• TASK OBJECTIVE: Would you please retype the records that follow, word for word?

• DATA RECORDS:
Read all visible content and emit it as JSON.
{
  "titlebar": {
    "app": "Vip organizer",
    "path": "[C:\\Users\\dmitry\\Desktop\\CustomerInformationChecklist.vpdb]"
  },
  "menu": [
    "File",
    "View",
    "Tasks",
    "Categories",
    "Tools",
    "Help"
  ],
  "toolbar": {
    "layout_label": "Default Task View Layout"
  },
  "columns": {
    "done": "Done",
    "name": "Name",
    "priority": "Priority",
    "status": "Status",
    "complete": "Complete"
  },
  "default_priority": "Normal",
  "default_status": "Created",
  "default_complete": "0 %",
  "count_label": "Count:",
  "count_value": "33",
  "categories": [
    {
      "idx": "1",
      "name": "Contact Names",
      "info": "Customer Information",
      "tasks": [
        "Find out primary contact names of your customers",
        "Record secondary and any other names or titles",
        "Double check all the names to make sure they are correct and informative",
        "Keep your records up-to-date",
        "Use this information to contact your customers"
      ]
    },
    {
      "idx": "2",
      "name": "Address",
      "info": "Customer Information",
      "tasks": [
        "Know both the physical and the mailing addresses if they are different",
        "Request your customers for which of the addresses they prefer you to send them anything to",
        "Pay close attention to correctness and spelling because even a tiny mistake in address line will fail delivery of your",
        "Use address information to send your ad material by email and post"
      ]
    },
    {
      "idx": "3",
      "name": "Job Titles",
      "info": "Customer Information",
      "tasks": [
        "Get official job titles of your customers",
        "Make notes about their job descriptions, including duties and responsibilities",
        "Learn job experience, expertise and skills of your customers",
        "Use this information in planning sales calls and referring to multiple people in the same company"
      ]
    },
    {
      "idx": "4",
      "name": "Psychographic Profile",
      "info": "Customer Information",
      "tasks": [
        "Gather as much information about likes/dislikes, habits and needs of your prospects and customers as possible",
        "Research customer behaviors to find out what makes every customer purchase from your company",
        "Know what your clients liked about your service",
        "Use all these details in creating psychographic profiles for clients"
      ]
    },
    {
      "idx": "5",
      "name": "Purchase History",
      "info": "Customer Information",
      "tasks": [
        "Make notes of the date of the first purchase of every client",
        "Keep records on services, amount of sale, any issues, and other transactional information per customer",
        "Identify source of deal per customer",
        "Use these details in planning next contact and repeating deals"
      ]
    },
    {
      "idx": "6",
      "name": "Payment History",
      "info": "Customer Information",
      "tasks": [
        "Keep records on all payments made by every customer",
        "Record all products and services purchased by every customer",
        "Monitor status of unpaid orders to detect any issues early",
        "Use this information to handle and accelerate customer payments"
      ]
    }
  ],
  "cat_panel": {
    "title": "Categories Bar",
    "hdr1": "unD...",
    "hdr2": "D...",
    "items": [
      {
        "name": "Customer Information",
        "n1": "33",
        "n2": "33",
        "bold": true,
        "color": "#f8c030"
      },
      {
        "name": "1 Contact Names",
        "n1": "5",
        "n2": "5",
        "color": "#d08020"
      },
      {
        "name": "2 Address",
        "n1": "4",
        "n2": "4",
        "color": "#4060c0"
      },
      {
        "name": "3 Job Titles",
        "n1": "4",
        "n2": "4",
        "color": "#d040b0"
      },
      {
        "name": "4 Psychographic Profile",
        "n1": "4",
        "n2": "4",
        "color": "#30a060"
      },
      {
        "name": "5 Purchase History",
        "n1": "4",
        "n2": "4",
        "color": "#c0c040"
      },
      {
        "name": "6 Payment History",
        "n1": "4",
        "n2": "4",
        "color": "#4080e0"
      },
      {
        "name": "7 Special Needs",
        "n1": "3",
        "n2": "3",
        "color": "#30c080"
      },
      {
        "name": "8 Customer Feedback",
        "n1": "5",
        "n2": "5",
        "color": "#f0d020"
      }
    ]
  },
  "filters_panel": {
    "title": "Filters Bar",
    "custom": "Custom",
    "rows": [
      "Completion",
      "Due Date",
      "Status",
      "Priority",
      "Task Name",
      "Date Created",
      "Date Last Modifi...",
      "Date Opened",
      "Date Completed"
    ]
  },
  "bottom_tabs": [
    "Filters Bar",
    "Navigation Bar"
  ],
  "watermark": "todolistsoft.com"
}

• TASK RESPONSE:
Read all visible content and emit it as JSON.
{
  "titlebar": {
    "app": "Vip organizer",
    "path": "[C:\\Users\\dmitry\\Desktop\\CustomerInformationChecklist.vpdb]"
  },
  "menu": [
    "File",
    "View",
    "Tasks",
    "Categories",
    "Tools",
    "Help"
  ],
  "toolbar": {
    "layout_label": "Default Task View Layout"
  },
  "columns": {
    "done": "Done",
    "name": "Name",
    "priority": "Priority",
    "status": "Status",
    "complete": "Complete"
  },
  "default_priority": "Normal",
  "default_status": "Created",
  "default_complete": "0 %",
  "count_label": "Count:",
  "count_value": "33",
  "categories": [
    {
      "idx": "1",
      "name": "Contact Names",
      "info": "Customer Information",
      "tasks": [
        "Find out primary contact names of your customers",
        "Record secondary and any other names or titles",
        "Double check all the names to make sure they are correct and informative",
        "Keep your records up-to-date",
        "Use this information to contact your customers"
      ]
    },
    {
      "idx": "2",
      "name": "Address",
      "info": "Customer Information",
      "tasks": [
        "Know both the physical and the mailing addresses if they are different",
        "Request your customers for which of the addresses they prefer you to send them anything to",
        "Pay close attention to correctness and spelling because even a tiny mistake in address line will fail delivery of your",
        "Use address information to send your ad material by email and post"
      ]
    },
    {
      "idx": "3",
      "name": "Job Titles",
      "info": "Customer Information",
      "tasks": [
        "Get official job titles of your customers",
        "Make notes about their job descriptions, including duties and responsibilities",
        "Learn job experience, expertise and skills of your customers",
        "Use this information in planning sales calls and referring to multiple people in the same company"
      ]
    },
    {
      "idx": "4",
      "name": "Psychographic Profile",
      "info": "Customer Information",
      "tasks": [
        "Gather as much information about likes/dislikes, habits and needs of your prospects and customers as possible",
        "Research customer behaviors to find out what makes every customer purchase from your company",
        "Know what your clients liked about your service",
        "Use all these details in creating psychographic profiles for clients"
      ]
    },
    {
      "idx": "5",
      "name": "Purchase History",
      "info": "Customer Information",
      "tasks": [
        "Make notes of the date of the first purchase of every client",
        "Keep records on services, amount of sale, any issues, and other transactional information per customer",
        "Identify source of deal per customer",
        "Use these details in planning next contact and repeating deals"
      ]
    },
    {
      "idx": "6",
      "name": "Payment History",
      "info": "Customer Information",
      "tasks": [
        "Keep records on all payments made by every customer",
        "Record all products and services purchased by every customer",
        "Monitor status of unpaid orders to detect any issues early",
        "Use this information to handle and accelerate customer payments"
      ]
    }
  ],
  "cat_panel": {
    "title": "Categories Bar",
    "hdr1": "unD...",
    "hdr2": "D...",
    "items": [
      {
        "name": "Customer Information",
        "n1": "33",
        "n2": "33",
        "bold": true,
        "color": "#f8c030"
      },
      {
        "name": "1 Contact Names",
        "n1": "5",
        "n2": "5",
        "color": "#d08020"
      },
      {
        "name": "2 Address",
        "n1": "4",
        "n2": "4",
        "color": "#4060c0"
      },
      {
        "name": "3 Job Titles",
        "n1": "4",
        "n2": "4",
        "color": "#d040b0"
      },
      {
        "name": "4 Psychographic Profile",
        "n1": "4",
        "n2": "4",
        "color": "#30a060"
      },
      {
        "name": "5 Purchase History",
        "n1": "4",
        "n2": "4",
        "color": "#c0c040"
      },
      {
        "name": "6 Payment History",
        "n1": "4",
        "n2": "4",
        "color": "#4080e0"
      },
      {
        "name": "7 Special Needs",
        "n1": "3",
        "n2": "3",
        "color": "#30c080"
      },
      {
        "name": "8 Customer Feedback",
        "n1": "5",
        "n2": "5",
        "color": "#f0d020"
      }
    ]
  },
  "filters_panel": {
    "title": "Filters Bar",
    "custom": "Custom",
    "rows": [
      "Completion",
      "Due Date",
      "Status",
      "Priority",
      "Task Name",
      "Date Created",
      "Date Last Modifi...",
      "Date Opened",
      "Date Completed"
    ]
  },
  "bottom_tabs": [
    "Filters Bar",
    "Navigation Bar"
  ],
  "watermark": "todolistsoft.com"
}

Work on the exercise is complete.